According to the survey findings, this is due in large part to the perception that financial recovery has not been uniformly felt by all Americans – with women, African Americans and those earning less than $50,000 annually being most likely to feel financially insecure. Compared to 55 percent of all Americans, only 49 percent of women, 43 percent of African Americans and 42 percent of those making under $50,000 say they are better off now than they were before the recession – a significant difference. A quarter of women (25 percent) and African Americans (26 percent), and 37 percent of those making under $30,000 per year do not think they could still keep up with their bills within a month of being out of work.
For the two-thirds of Americans (64 percent) who believe they have fully recovered financially, it has been a long road. More than half of all Americans (57 percent) report they needed three years or more to fully financially recover, or have yet to recover.
Americans Unsure of How They Will Fare Financially
Americans have also shown uncertainty about the current state of the economy under the new administration. More than four in ten (42 percent) Americans believe the U.S. economy has not fully recovered since the financial crisis, and Americans are split on whether the country is headed towards another recession in a few years (39 percent) or if it will continue to grow (31 percent). Americans are almost equally divided when it comes to the future of their investments under President Trump – 34 percent believe they will do better, 31 percent believe they will fare worse, and 35 percent are not sure or think there will be no difference.
While the 2007 recession was largely precipitated by the housing collapse, when asked which economic factors currently need to be improved in order to feel secure, the top response was the job market (34 percent) more so than the housing market (20 percent).
Resilience Meets Personal Reliance
One bright spot is that the study revealed an overwhelming sense of self-reliance as Americans believe their financial security and recovery is in their hands. The majority of respondents believe they personally have the greatest impact on their financial security (63 percent), compared to their company (9 percent) or the president (7 percent). In fact, 72 percent of respondents say the president has only some, if not no, impact on one's financial security.
Regardless of demographic, Americans had similar go-to strategies to get through the recession, with lasting effects of those financial lessons continuing today. Most Americans reported tightening their belts and cutting expenses (35 percent), getting a new job (17 percent) or taking on credit card debt (11 percent) to cope with the effects of the recession.
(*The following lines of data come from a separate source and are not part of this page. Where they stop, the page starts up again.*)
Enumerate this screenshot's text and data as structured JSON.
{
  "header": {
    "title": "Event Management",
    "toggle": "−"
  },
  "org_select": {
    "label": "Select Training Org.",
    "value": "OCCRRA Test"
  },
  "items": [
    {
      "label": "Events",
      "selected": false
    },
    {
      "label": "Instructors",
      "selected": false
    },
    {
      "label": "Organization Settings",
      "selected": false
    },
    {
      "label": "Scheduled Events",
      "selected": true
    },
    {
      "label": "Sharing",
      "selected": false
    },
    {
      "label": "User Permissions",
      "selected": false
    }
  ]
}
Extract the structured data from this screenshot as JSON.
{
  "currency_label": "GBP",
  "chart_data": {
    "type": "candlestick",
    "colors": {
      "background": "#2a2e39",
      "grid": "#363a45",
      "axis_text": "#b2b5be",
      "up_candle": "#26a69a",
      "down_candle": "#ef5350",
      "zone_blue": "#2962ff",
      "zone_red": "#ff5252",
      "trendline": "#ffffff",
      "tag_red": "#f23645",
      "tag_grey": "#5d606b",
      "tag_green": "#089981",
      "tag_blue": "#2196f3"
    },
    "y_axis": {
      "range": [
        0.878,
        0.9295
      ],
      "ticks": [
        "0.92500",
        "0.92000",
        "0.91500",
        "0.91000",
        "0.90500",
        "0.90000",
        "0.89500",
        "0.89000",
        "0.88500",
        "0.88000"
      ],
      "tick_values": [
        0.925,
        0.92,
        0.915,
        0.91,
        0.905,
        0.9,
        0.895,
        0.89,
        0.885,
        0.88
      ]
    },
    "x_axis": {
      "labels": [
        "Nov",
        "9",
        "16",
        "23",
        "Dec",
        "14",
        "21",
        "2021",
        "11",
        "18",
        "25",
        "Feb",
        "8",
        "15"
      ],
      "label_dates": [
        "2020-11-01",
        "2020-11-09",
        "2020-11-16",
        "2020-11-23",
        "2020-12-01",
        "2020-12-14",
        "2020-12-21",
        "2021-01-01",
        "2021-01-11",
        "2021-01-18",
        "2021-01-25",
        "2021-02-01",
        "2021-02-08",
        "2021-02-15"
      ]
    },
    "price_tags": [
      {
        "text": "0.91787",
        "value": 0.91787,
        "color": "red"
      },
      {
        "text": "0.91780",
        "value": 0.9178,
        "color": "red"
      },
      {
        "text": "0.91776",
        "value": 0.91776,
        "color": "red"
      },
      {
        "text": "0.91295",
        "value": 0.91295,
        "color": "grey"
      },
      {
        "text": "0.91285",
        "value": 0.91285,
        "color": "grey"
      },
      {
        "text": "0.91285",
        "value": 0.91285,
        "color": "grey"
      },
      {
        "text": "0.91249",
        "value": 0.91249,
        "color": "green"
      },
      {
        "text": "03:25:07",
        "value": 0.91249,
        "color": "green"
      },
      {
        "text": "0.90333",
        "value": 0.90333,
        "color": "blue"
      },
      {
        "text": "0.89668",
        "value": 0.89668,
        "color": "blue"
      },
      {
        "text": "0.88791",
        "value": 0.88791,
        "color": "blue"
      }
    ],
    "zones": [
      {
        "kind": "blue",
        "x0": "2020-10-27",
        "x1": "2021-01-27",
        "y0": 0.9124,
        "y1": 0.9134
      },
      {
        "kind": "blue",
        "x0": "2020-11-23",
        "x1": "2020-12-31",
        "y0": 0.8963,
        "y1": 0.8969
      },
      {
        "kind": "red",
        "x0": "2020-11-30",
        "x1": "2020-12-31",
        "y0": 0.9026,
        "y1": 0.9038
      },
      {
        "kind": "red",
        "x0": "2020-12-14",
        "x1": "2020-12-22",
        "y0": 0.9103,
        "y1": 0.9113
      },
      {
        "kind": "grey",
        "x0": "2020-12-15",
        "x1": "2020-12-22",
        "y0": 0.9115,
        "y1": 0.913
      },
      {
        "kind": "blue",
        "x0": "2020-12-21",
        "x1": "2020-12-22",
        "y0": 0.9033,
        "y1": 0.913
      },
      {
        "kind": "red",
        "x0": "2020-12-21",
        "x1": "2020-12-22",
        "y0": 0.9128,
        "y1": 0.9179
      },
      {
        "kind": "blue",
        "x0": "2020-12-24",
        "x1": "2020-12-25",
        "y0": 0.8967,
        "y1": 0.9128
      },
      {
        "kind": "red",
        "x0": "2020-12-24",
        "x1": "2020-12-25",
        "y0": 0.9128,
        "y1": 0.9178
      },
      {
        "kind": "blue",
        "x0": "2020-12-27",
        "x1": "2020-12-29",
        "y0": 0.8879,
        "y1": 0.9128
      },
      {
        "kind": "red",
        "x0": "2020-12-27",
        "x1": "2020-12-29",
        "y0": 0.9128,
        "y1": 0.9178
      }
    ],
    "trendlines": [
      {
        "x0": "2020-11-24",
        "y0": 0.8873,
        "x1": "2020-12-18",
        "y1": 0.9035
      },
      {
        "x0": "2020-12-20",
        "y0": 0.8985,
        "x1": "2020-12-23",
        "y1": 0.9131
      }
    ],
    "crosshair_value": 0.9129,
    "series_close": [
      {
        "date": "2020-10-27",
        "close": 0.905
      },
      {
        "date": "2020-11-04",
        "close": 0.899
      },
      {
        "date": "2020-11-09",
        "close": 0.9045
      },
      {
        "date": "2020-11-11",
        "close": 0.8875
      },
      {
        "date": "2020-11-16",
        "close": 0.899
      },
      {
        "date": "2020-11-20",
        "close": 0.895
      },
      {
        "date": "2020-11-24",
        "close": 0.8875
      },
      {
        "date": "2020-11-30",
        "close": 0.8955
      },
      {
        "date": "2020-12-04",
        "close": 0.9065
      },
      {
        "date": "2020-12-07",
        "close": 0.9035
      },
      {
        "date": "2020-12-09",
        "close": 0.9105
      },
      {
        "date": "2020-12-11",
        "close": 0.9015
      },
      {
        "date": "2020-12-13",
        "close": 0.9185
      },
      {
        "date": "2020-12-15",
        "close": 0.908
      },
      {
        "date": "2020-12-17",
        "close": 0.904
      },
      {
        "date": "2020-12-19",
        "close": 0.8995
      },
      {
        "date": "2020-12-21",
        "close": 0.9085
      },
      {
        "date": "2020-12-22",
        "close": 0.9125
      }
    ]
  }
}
Today, Americans are also showing more prudent financial choices and a cautious attitude towards their money, with only 6 percent saying they have increased their spending in today's economy, compared to the 89 percent who cut back or kept daily spending levels the same.
"The Great Recession forced many Americans to change their financial practices and keep their spending in check," said Doyle Williams, an executive vice president at COUNTRY Financial. "Beyond spending habits, we think the economic vulnerability that was uncovered for so many people reinforces the importance and need for people to set aside funds towards their future, which can help them weather future unexpected financial storms."